_Action item_
Copy each line from the records below in which the word "PMID" is found.

Extracted records
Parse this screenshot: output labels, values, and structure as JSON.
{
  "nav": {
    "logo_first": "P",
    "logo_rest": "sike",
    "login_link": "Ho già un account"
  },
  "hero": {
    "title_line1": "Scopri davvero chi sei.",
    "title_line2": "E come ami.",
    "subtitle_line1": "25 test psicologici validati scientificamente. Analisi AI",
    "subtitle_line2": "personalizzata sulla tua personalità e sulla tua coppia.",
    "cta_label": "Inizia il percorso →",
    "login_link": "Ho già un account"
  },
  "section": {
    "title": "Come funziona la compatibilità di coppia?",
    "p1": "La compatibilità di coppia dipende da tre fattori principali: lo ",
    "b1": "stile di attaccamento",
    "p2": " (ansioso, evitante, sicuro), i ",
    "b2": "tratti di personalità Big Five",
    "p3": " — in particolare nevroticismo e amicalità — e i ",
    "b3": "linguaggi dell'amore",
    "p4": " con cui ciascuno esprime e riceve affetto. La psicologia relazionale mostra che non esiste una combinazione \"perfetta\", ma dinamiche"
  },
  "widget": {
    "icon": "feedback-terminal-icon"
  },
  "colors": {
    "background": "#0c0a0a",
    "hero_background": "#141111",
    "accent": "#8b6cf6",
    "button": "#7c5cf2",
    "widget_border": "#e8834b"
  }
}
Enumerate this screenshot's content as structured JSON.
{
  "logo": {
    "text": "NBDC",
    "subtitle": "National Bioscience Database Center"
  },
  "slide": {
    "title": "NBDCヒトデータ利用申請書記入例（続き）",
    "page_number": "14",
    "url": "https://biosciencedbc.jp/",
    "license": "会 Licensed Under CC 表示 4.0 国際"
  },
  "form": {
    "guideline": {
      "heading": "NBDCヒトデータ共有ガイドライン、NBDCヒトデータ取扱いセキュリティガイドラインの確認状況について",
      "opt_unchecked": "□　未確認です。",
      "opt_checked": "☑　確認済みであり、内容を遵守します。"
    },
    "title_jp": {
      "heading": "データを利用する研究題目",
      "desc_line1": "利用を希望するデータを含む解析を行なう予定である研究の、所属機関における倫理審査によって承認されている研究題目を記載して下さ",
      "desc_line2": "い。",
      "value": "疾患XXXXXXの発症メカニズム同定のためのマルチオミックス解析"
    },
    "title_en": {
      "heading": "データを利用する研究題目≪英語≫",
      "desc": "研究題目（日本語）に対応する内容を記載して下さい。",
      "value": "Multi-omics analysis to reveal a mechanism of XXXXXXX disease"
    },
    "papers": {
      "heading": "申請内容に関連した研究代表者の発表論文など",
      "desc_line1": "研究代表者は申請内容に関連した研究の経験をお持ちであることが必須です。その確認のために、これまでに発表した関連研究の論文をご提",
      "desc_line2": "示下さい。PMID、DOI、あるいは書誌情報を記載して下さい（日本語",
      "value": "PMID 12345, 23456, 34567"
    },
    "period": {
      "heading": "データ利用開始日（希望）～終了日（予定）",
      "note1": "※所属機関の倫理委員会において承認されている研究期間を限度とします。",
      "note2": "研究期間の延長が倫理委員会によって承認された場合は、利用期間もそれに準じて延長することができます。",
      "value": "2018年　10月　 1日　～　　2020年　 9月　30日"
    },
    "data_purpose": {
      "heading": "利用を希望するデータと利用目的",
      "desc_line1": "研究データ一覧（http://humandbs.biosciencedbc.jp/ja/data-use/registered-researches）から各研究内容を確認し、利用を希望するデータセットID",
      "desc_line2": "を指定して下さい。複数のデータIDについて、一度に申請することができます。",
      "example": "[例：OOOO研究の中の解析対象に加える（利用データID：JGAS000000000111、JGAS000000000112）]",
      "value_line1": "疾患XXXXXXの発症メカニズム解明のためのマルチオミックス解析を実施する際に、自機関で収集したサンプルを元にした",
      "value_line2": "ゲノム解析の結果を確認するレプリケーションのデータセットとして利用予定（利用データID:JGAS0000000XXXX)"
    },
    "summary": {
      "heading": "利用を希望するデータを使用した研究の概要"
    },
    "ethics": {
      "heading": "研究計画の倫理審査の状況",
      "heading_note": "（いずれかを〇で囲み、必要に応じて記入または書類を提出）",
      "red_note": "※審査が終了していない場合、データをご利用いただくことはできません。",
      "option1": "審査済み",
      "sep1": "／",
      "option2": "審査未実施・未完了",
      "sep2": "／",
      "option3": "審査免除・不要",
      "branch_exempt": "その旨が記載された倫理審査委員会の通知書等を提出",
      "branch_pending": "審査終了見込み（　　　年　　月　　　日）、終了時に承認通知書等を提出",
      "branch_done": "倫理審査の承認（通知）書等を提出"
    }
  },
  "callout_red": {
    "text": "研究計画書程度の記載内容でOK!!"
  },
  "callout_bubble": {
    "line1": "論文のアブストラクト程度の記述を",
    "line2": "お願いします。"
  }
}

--

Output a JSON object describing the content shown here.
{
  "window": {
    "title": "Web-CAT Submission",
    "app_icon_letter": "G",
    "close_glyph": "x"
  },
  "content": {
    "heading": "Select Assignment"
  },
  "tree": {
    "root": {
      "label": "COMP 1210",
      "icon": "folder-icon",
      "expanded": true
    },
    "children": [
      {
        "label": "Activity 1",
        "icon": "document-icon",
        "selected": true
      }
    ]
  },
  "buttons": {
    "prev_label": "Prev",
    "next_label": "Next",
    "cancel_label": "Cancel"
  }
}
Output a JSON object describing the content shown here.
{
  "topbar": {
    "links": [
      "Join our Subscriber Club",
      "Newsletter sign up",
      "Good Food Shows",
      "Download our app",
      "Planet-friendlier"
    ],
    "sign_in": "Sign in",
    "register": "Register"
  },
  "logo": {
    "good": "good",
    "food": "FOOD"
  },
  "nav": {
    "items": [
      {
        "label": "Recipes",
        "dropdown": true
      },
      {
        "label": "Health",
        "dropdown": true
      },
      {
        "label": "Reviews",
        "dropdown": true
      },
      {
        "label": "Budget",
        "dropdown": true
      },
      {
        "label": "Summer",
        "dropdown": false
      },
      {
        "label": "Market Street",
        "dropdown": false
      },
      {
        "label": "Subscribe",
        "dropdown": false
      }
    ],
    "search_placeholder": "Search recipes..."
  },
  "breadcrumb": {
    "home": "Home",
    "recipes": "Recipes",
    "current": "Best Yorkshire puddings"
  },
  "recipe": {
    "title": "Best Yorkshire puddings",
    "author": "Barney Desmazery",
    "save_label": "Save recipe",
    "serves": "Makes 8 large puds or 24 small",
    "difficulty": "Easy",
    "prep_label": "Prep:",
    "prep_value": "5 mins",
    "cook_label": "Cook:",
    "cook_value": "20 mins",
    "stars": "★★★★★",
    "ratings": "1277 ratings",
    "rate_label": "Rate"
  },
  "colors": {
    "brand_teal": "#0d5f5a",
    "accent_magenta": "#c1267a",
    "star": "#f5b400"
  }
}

_Output for this exercise_
      "desc_line2": "示下さい。PMID、DOI、あるいは書誌情報を記載して下さい（日本語",
      "value": "PMID 12345, 23456, 34567"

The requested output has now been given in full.